What the task requires: What is needed is an exact printout of all the data.

Extracted information:
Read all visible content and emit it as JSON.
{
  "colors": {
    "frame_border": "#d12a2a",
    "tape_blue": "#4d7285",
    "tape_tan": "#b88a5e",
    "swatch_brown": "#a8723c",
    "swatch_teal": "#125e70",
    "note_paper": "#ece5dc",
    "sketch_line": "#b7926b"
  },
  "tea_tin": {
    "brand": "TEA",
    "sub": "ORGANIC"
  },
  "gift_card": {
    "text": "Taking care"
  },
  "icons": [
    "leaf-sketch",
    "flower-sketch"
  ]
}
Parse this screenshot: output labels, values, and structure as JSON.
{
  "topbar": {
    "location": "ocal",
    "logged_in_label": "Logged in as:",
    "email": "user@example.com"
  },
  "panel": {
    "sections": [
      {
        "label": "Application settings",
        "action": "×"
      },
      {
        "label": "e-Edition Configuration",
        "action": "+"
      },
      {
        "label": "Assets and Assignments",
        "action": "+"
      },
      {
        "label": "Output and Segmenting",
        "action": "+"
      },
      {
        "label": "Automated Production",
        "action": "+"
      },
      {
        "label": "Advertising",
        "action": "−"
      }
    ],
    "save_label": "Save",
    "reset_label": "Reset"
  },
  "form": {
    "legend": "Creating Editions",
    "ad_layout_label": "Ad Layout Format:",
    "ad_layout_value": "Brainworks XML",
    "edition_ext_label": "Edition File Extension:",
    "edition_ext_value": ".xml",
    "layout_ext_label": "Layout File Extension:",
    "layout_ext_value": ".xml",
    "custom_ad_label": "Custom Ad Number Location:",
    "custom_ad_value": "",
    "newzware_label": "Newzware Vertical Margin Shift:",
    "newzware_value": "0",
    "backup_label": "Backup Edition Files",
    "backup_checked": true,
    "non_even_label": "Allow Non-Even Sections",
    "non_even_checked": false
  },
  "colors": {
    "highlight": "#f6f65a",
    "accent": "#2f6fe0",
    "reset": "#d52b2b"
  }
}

Solution for this task:
Read all visible content and emit it as JSON.
{
  "colors": {
    "frame_border": "#d12a2a",
    "tape_blue": "#4d7285",
    "tape_tan": "#b88a5e",
    "swatch_brown": "#a8723c",
    "swatch_teal": "#125e70",
    "note_paper": "#ece5dc",
    "sketch_line": "#b7926b"
  },
  "tea_tin": {
    "brand": "TEA",
    "sub": "ORGANIC"
  },
  "gift_card": {
    "text": "Taking care"
  },
  "icons": [
    "leaf-sketch",
    "flower-sketch"
  ]
}
Parse this screenshot: output labels, values, and structure as JSON.
{
  "topbar": {
    "location": "ocal",
    "logged_in_label": "Logged in as:",
    "email": "user@example.com"
  },
  "panel": {
    "sections": [
      {
        "label": "Application settings",
        "action": "×"
      },
      {
        "label": "e-Edition Configuration",
        "action": "+"
      },
      {
        "label": "Assets and Assignments",
        "action": "+"
      },
      {
        "label": "Output and Segmenting",
        "action": "+"
      },
      {
        "label": "Automated Production",
        "action": "+"
      },
      {
        "label": "Advertising",
        "action": "−"
      }
    ],
    "save_label": "Save",
    "reset_label": "Reset"
  },
  "form": {
    "legend": "Creating Editions",
    "ad_layout_label": "Ad Layout Format:",
    "ad_layout_value": "Brainworks XML",
    "edition_ext_label": "Edition File Extension:",
    "edition_ext_value": ".xml",
    "layout_ext_label": "Layout File Extension:",
    "layout_ext_value": ".xml",
    "custom_ad_label": "Custom Ad Number Location:",
    "custom_ad_value": "",
    "newzware_label": "Newzware Vertical Margin Shift:",
    "newzware_value": "0",
    "backup_label": "Backup Edition Files",
    "backup_checked": true,
    "non_even_label": "Allow Non-Even Sections",
    "non_even_checked": false
  },
  "colors": {
    "highlight": "#f6f65a",
    "accent": "#2f6fe0",
    "reset": "#d52b2b"
  }
}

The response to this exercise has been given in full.